DATA TO EXAMINE below:

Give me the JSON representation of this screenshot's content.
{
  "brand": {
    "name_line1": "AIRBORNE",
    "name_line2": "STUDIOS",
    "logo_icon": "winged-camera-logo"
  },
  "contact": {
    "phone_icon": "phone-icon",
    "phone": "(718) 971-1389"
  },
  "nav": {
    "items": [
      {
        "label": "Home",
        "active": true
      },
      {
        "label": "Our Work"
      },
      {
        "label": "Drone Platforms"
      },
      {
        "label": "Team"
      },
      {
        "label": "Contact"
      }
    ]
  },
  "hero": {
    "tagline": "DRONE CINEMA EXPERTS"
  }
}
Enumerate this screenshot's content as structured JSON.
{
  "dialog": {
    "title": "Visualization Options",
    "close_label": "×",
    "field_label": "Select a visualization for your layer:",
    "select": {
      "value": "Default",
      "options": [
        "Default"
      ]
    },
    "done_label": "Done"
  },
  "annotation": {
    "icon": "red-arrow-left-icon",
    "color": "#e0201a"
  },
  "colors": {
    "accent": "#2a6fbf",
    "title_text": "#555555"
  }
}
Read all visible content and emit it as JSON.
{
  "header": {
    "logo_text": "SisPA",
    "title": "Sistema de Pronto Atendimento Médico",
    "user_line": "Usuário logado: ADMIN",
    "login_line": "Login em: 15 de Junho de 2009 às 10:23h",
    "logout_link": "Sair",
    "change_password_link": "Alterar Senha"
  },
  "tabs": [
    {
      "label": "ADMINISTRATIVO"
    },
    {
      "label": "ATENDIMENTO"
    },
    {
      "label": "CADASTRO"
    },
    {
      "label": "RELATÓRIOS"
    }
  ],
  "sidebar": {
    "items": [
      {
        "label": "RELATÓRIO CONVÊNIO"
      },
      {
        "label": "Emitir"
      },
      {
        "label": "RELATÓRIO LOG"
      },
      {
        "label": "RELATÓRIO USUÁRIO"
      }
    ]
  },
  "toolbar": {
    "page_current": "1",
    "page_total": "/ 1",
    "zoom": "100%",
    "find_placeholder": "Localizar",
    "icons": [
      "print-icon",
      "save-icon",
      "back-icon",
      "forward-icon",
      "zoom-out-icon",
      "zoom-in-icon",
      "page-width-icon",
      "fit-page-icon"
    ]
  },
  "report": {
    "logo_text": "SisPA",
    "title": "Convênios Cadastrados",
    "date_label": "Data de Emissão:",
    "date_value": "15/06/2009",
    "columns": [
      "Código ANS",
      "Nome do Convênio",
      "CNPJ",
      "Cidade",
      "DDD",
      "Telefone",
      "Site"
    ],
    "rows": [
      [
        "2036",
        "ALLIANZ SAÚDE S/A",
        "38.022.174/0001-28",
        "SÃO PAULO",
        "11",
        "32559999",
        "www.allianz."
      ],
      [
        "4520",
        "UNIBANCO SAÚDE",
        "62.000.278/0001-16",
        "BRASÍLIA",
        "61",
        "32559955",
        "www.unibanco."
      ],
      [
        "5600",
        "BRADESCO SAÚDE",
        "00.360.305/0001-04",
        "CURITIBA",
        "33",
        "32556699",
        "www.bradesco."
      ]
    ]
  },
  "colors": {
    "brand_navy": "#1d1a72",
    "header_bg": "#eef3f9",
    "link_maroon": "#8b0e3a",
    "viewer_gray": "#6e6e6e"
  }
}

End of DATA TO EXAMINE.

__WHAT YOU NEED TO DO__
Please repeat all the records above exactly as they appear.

__ANSWER AREA__
Give me the JSON representation of this screenshot's content.
{
  "brand": {
    "name_line1": "AIRBORNE",
    "name_line2": "STUDIOS",
    "logo_icon": "winged-camera-logo"
  },
  "contact": {
    "phone_icon": "phone-icon",
    "phone": "(718) 971-1389"
  },
  "nav": {
    "items": [
      {
        "label": "Home",
        "active": true
      },
      {
        "label": "Our Work"
      },
      {
        "label": "Drone Platforms"
      },
      {
        "label": "Team"
      },
      {
        "label": "Contact"
      }
    ]
  },
  "hero": {
    "tagline": "DRONE CINEMA EXPERTS"
  }
}
Enumerate this screenshot's content as structured JSON.
{
  "dialog": {
    "title": "Visualization Options",
    "close_label": "×",
    "field_label": "Select a visualization for your layer:",
    "select": {
      "value": "Default",
      "options": [
        "Default"
      ]
    },
    "done_label": "Done"
  },
  "annotation": {
    "icon": "red-arrow-left-icon",
    "color": "#e0201a"
  },
  "colors": {
    "accent": "#2a6fbf",
    "title_text": "#555555"
  }
}
Read all visible content and emit it as JSON.
{
  "header": {
    "logo_text": "SisPA",
    "title": "Sistema de Pronto Atendimento Médico",
    "user_line": "Usuário logado: ADMIN",
    "login_line": "Login em: 15 de Junho de 2009 às 10:23h",
    "logout_link": "Sair",
    "change_password_link": "Alterar Senha"
  },
  "tabs": [
    {
      "label": "ADMINISTRATIVO"
    },
    {
      "label": "ATENDIMENTO"
    },
    {
      "label": "CADASTRO"
    },
    {
      "label": "RELATÓRIOS"
    }
  ],
  "sidebar": {
    "items": [
      {
        "label": "RELATÓRIO CONVÊNIO"
      },
      {
        "label": "Emitir"
      },
      {
        "label": "RELATÓRIO LOG"
      },
      {
        "label": "RELATÓRIO USUÁRIO"
      }
    ]
  },
  "toolbar": {
    "page_current": "1",
    "page_total": "/ 1",
    "zoom": "100%",
    "find_placeholder": "Localizar",
    "icons": [
      "print-icon",
      "save-icon",
      "back-icon",
      "forward-icon",
      "zoom-out-icon",
      "zoom-in-icon",
      "page-width-icon",
      "fit-page-icon"
    ]
  },
  "report": {
    "logo_text": "SisPA",
    "title": "Convênios Cadastrados",
    "date_label": "Data de Emissão:",
    "date_value": "15/06/2009",
    "columns": [
      "Código ANS",
      "Nome do Convênio",
      "CNPJ",
      "Cidade",
      "DDD",
      "Telefone",
      "Site"
    ],
    "rows": [
      [
        "2036",
        "ALLIANZ SAÚDE S/A",
        "38.022.174/0001-28",
        "SÃO PAULO",
        "11",
        "32559999",
        "www.allianz."
      ],
      [
        "4520",
        "UNIBANCO SAÚDE",
        "62.000.278/0001-16",
        "BRASÍLIA",
        "61",
        "32559955",
        "www.unibanco."
      ],
      [
        "5600",
        "BRADESCO SAÚDE",
        "00.360.305/0001-04",
        "CURITIBA",
        "33",
        "32556699",
        "www.bradesco."
      ]
    ]
  },
  "colors": {
    "brand_navy": "#1d1a72",
    "header_bg": "#eef3f9",
    "link_maroon": "#8b0e3a",
    "viewer_gray": "#6e6e6e"
  }
}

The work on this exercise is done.